Sony device owners have been having the time of their lives for the past few days – between the opening of Sailfish X sales and the announcement of unofficial Android Oreo for the Xperia X via AOSP, they've been having their cake (or their Oreo's) and eating it. But the tray isn't empty just yet, as Sony have just officially released Oreo-based Android Open Source Project build configurations for the Sony Xperia XZ1 and the Sony Xperia XZ1 Compact.

This release was done through the Sony Open Devices Program, a scheme Sony has been running for the past few years as a gesture of goodwill towards developers and the Android root community. Through this programme, they have been releasing AOSP configurations for a number of their devices. This programme was the precursor to the development and release of the aforementioned Sailfish X, a non-Android operating system that is being released on the Sony Xperia X. All resources are available on the Sony Open Devices page.

While these builds have been released officially by Sony, and most likely will not threaten to brick your device, do not enter this process expecting a RTM-standard, bug-free experience at the other end. These builds are intended as a framework for developers and modders to build upon, and bugs, issues and stability hiccups are to be expected on an early build like this.

There are other benefits to consider, however. This initiative means that phones supported by Sony's Open Devices Program will have the resources and utilities needed to root and flash custom ROMs right out of the box , as well as comprehensive instruction from Sony themselves on how to build AOSP for these devices.

While Sony bootloaders are usually unlockable, doing so tends to wipe vital DRM keys in the TA, causing some device stability issues and poorer image processing on the cameras, among other issues. However, as Sony is supporting this AOSP software, this should not longer be the case – removing another deterrent that Sony device users may have faced when considering rooting.

All things considered, we're delighted to see Sony, a fading name in the Android world, showing so much support for enthusiast tweaking and device modifications. You can find all of Sony's Open Devices mobile development resources here

What do you guys think? Are you excited to see the potential for modification that these builds will bring to your device?

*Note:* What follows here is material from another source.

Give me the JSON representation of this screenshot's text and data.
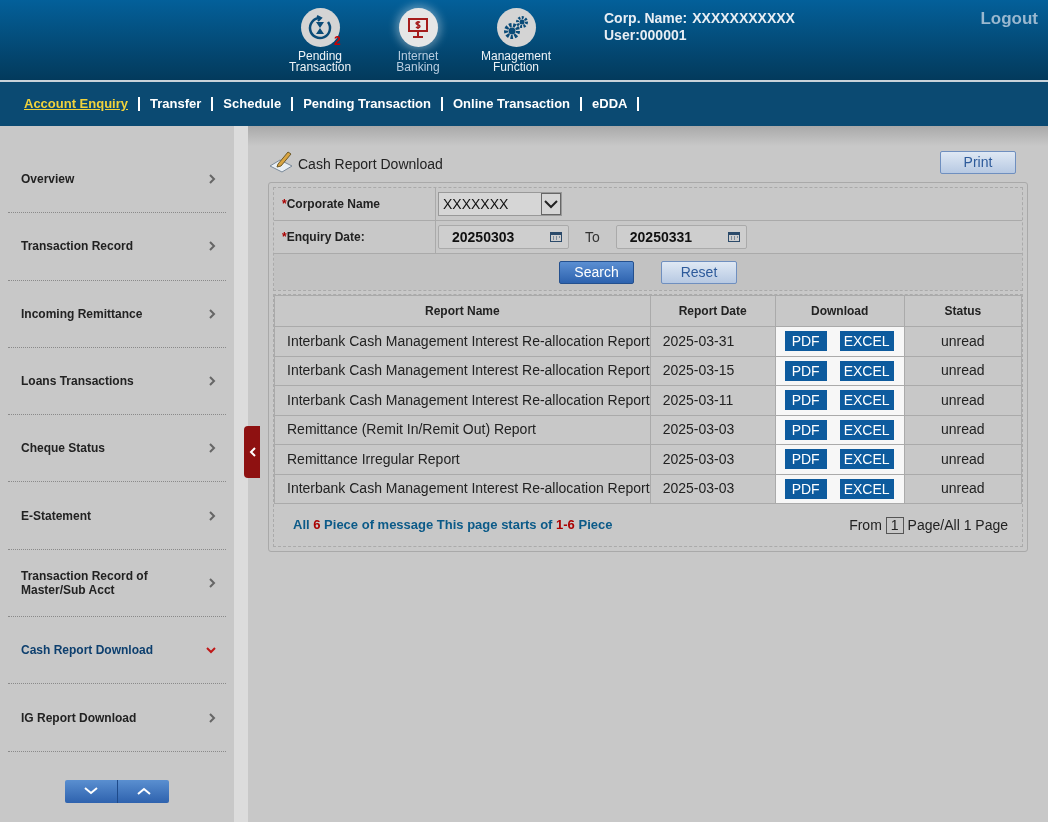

Are you happy to see that Sony is supporting rooting and enthusiast modifications? Let us know what you think in the comments, or post over in our forums!

via Sony Mobile Developers